There is no question this has been a school year filled with challenges we never thought we would have to deal with in our careers in education. CTE is so much different from academic classes where a textbook may be the only piece of equipment students need to successfully complete the course. CTE is lab and skill development focused. How do you recreate a welding or culinary arts lab situation virtually for students to demonstrate skill proficiency? Even if students are in school during this pandemic there are unprecedented breaks in teaching and learning. Students are absent because they have tested positive or are quarantined. Buildings are closed for periods of time because of the need to clean or there are staff shortages. This makes it very difficult to consistently deliver curriculum and with all the restrictions about proximity skill development is difficult to achieve. 

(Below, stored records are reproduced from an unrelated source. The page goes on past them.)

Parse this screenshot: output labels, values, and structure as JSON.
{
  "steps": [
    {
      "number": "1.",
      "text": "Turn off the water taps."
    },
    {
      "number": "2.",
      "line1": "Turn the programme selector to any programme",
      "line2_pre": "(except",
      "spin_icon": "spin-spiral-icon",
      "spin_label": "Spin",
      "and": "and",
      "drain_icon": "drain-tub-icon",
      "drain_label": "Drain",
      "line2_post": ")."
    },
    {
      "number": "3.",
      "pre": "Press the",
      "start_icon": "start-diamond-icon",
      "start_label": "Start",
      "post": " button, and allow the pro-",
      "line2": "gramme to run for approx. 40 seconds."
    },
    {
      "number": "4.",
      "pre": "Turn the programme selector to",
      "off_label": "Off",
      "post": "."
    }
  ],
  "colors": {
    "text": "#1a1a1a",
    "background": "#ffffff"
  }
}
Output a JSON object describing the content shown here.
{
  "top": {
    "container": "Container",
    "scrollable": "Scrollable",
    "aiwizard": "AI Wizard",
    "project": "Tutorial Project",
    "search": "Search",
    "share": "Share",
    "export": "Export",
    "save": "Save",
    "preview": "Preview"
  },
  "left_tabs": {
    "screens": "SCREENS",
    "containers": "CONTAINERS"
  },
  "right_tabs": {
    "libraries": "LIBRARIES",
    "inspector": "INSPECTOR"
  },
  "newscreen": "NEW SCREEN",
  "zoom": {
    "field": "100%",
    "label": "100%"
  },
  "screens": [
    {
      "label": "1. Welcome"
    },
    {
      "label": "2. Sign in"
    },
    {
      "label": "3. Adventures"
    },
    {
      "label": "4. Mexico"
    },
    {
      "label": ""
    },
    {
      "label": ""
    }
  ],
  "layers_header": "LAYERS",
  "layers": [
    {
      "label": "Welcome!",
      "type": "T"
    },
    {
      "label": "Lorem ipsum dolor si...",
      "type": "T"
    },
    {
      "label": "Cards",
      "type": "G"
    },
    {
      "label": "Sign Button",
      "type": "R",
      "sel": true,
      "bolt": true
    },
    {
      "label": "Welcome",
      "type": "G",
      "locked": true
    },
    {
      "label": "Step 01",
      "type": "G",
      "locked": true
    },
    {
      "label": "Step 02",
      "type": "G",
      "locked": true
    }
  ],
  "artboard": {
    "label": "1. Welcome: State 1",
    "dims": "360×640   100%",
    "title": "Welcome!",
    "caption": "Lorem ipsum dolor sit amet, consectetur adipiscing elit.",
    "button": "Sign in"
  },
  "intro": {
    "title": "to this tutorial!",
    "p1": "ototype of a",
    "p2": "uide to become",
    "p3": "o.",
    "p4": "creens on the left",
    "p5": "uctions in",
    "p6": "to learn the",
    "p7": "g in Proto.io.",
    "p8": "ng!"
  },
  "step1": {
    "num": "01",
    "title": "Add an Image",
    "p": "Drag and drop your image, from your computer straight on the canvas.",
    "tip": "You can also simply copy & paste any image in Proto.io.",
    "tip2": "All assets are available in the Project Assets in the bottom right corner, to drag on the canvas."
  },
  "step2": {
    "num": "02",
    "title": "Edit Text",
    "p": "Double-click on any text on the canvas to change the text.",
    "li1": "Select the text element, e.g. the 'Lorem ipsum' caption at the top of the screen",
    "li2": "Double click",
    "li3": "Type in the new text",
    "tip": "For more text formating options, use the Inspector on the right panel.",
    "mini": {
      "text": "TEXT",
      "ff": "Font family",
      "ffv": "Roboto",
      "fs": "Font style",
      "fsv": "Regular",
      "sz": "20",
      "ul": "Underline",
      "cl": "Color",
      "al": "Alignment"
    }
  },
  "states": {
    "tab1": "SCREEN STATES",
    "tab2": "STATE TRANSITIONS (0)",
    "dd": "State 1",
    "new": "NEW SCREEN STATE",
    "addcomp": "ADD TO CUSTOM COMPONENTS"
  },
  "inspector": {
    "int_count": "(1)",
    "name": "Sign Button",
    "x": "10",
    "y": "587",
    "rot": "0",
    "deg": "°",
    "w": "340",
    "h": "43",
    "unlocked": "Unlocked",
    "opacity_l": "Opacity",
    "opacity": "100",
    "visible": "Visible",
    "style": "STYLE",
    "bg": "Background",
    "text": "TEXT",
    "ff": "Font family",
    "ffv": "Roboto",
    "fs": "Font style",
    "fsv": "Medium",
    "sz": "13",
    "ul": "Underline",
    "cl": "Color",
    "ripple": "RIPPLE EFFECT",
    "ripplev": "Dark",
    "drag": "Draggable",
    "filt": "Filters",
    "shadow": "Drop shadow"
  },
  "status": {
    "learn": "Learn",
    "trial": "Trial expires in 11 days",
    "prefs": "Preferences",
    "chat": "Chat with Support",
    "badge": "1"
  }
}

Virtual reality is technology that just last year seemed years away from being commonplace in classrooms, now it is possibly one of best ways for us to deliver instruction in a real-world way across every pathway. Last year at the Career Tech Vision conference I had the opportunity to experience virtual reality and was completely amazed and walked away thinking within the next 10 years, after I retire, our students will have the opportunity to try out this new emerging technology. COVID-19 has fast tracked that technology into our classrooms now. 

Virtual reality has been popular amongst gamers for several years but now is moving into the teaching/training world. Alaska ACTE hosted their virtual state conference in early October this year and a highlight of the conference was a presentation by Richard Webb and Matt Moore of Designori, an Alaska developed company that specializes in creating virtual reality for training our Alaska students. The company seeks out young people, early to mid-twenties, who have strong coding and computer skills to create training situations specifically for Alaska programs. They are close to completing a program for maritime training at Alaska Vocational Technical Education Center in Seward, Alaska using real Alaska vessels and docking facilities. Nothing is contrived. Students get to see, learn, and do the actual skills needed to become proficient at skills needed to be successful in the maritime industry. 

The company wants to work with school districts to create training opportunities that are used in the industries in the community that students will be going into. The cost of creating the technology is very reasonable. They are building their own workforce and with every project are becoming more efficient. Their goal is to focus on the needs of education and has the cost of the technology very affordable. 

This will quickly change the way we deliver programs and increase our ability to expand programs without building new facilities purchasing expensive equipment. Had the COVID-19 pandemic never happened we would still be several years away from even thinking about bringing virtual reality into our schools as a common technology. As the dust settles on the pandemic it will be interesting to see what other emerging technologies have been adopted and are now mainstreamed into curriculums and classrooms.